What’s the Difference Between a Butterfly and a Moth?
Both butterflies and moths fall into the insect category. However, they both even belong to the same insect group—Lepidoptera. They do differ in a few ways from each other, though. While they may look similar on the outside, they are quite a bit different when you look at the details.
Firstly, butterflies have antennae that are clubbed. In other words, their antennae are straight sticks that end in two larger points. However, moths have fuzzy antennae. This applies to practically all species, with only a few exceptions.
Secondly, butterflies are active during the day. Moths are nocturnal, in contrast.

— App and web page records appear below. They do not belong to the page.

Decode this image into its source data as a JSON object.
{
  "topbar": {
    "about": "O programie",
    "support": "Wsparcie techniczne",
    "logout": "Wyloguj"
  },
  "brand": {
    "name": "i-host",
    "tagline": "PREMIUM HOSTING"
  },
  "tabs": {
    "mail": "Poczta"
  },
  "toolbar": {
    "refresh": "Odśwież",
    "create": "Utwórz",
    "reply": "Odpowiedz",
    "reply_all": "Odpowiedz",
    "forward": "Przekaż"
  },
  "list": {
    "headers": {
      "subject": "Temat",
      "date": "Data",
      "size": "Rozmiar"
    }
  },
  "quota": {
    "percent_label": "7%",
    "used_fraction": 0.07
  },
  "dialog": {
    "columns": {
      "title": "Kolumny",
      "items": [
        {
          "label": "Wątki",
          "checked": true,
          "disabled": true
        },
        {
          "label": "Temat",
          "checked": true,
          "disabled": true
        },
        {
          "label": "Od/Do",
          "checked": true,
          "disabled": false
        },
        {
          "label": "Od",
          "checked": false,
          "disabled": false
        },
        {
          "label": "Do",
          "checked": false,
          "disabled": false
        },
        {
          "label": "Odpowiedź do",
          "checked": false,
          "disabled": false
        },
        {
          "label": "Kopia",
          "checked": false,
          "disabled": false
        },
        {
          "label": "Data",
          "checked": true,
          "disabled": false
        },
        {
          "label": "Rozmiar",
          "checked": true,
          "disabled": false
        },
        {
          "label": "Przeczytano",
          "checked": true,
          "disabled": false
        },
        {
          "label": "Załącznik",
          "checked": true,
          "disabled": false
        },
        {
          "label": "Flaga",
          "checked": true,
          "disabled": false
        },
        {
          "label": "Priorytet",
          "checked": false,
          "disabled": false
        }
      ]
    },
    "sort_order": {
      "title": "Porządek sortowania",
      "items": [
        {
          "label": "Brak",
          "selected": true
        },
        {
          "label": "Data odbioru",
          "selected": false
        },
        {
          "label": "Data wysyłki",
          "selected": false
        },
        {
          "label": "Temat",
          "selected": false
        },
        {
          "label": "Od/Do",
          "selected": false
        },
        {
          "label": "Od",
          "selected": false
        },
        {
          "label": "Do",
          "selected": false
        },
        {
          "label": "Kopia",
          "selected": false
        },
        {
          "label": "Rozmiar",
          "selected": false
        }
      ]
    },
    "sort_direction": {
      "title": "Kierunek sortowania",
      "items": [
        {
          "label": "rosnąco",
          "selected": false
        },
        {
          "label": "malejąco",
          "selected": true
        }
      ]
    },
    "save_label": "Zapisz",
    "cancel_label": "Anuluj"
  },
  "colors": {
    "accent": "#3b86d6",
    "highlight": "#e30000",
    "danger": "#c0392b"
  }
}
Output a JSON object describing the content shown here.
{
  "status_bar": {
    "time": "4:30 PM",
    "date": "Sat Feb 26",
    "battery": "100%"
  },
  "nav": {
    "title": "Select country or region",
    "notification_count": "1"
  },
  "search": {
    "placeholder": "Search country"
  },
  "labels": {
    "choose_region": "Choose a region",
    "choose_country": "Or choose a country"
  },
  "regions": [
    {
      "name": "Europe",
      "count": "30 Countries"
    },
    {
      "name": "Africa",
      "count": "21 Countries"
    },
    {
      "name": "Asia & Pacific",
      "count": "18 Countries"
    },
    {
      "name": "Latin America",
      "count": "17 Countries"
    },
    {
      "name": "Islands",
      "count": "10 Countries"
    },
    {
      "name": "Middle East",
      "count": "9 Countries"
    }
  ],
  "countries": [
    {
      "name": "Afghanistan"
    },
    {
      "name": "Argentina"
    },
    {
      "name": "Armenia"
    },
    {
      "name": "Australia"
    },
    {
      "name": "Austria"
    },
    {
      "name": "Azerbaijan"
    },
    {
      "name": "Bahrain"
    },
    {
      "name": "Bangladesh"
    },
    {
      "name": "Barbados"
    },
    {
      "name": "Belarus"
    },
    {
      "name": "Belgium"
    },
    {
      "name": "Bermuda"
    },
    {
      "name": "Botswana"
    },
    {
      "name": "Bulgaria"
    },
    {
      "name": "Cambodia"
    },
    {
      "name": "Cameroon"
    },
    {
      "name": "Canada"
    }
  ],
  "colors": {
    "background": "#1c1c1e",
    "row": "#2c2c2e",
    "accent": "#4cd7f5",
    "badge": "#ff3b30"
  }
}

This has led several moth-looking species to be classified as butterflies based on when they are active.
Thirdly, when a butterfly rests, it usually holds its wings upwards and folds together. However, moths typically hold their wings out. They don’t usually fold them upwards like a butterfly. To confuse matters a bit, some species of butterfly rest with their wings out. Also, some butterflies may bask with their wings out.
Sometimes, butterflies are labeled as being more colorful than moths. Of course, this makes sense. It would be hard to see a moth’s pretty colors in the middle of the night. Therefore, they usually aren’t as brightly colored.
But several butterfly species aren’t brightly colored—some of them look like moths. Still, because they are active during the day and exhibit other butterfly traits, they are often considered butterflies.
Insects all have six legs and three different body portions and also have antennae. These characteristics are pretty easy to see, allowing the average person to judge what is an insect and what is not, including butterflies.
Featured Image Credit: Steve Byland, Shutterstock